Five Ways to Reduce Manufacturing Safety Hazards
While safety in the manufacturing industry has gradually improved over the last several decades, the concerns are still very real. Despite the move toward automation, humans remain at the center of today's manufacturing processes—handling materials and manipulating machinery that subjects them to risk. In addition, the cultures of many companies still emphasize productivity over safety, exposing their employees to serious injuries.
Indeed, roughly four in every 100 manufacturing workers are injured or become ill on the job every year, according to the U.S. Department of Labor. And of the 10,000 severe injuries that occur annually in the workplace, the highest proportion is in the manufacturing sector—which accounts for 57 percent of all amputations and 26 percent of all hospitalizations.
Manufacturers that aren't committed to maintaining safe work environments put employees and their businesses in jeopardy. In 2015, for example, 353 U.S. manufacturing workers died from on-the-job accidents, the highest fatality rate for the manufacturing industry since 2008. Moreover, companies that don't prioritize safety expose themselves to financial risk. For U.S. businesses, the most disabling non-fatal injuries add up to a whopping $62 billion in direct compensation costs per year—or more than $1 billion per week, according to the 2016 Liberty Mutual Workplace Safety Index.
So what can manufacturing companies do to protect their employees from safety hazards? Consider the following five tips:
1. Make safety a leadership priority. At the end of the day, what's important to every single person in an organization mirrors the priorities of their boss. If workers believe in safety, but their manager solely evaluates them on production output, employees will learn to favor productivity at the expense of safety. As a result, a safe workplace must be established at the top levels of an organization. By prioritizing safety, a company’s owners set the tone and values for their entire workforce.
2. Hire supervisors who value safety efforts. Another key to workplace safety is committed supervisors. Workplace injuries often result from employees who aren't effectively supervised on safety best practices. Therefore, it's critical that manufacturers choose supervisors dedicated to a safe workplace. If your supervisors care about safety but lack leadership skills, they can work to develop those skills. But if they have leadership abilities and lack commitment to safety, they could lead your workforce down a dangerous path.
3. Establish safety best practices. While there are many types of accidents in the workplace, the most common I see are electrocutions while maintaining "live" machinery, worker falls, and crushed body parts that result from getting caught in moving equipment. To avoid these hazards, manufacturers must protect employees from hazardous energy sources while servicing machines and equipment. They should also create platforms, guardrails, and other fall protection measures to protect employees working at high elevations. And they should build shields and other barriers into their equipment to prevent body parts from coming into contact with hazardous machinery parts.

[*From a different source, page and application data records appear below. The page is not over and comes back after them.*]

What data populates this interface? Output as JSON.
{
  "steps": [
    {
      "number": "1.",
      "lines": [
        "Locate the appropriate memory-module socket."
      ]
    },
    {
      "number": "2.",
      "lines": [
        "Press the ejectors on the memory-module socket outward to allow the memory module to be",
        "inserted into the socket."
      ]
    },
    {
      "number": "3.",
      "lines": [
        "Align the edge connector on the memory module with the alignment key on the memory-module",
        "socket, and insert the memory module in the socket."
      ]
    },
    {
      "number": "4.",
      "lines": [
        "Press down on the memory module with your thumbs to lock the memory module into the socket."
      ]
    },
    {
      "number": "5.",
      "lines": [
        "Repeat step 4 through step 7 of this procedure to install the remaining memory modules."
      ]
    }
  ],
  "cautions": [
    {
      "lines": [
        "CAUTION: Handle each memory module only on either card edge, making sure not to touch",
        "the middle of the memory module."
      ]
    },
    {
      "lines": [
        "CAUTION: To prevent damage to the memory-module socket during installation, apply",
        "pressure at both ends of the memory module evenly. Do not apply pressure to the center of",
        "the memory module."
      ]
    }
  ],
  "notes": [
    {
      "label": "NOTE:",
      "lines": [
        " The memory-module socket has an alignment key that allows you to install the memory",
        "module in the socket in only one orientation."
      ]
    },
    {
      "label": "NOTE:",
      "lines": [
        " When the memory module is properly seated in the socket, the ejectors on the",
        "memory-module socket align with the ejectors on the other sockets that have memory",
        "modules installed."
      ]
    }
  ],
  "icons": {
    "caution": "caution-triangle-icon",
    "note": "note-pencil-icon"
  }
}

4. Implement easy-to-follow safety procedures. Another factor to consider is the ease of adherence to safety procedures. In a nutshell, the less effort/time-consuming safety practices are, the more likely they'll be followed. Therefore, safety procedures should be designed to be as easy to apply as possible. Take an electrical disconnect that de-energizes a piece of equipment, for example. If workers have to walk 500 feet to flip the switch, he's more likely to skip that step than if the switch is just 2 feet away. By installing that disconnect closer to where employees actually work, employers increase the chances their workers will actually use it.
5. Consistently reinforce your safety expectations. To be effective, manufacturers need to ensure their written safety policies and procedures are concise and clear. They also need to continually communicate and reinforce their safety expectations. Both supervisors and workers should be evaluated on their adherence to safety standards, and safe behavior should be consistently recognized. At the same time, be sure to avoid monetary rewards, prize drawings, or other safety incentive programs that deter employees from reporting on-the-job injuries and illnesses.
With a strong commitment to safety, manufacturing companies can avoid the tragic workplace accidents that can ruin their business—and their employees' lives. To learn more, please visit our "Workplace Safety" webpage.
Bill Kessler, CSP, is Safety Director for Vigilant. He has been a firefighter, a safety professional, and a state compliance officer. The company has offices in Everett, Wash., Tigard, Ore., and Sacramento, Calif. and provides counsel to employers throughout Washington, Oregon, California, and Idaho.
Posted on Jul 07, 2017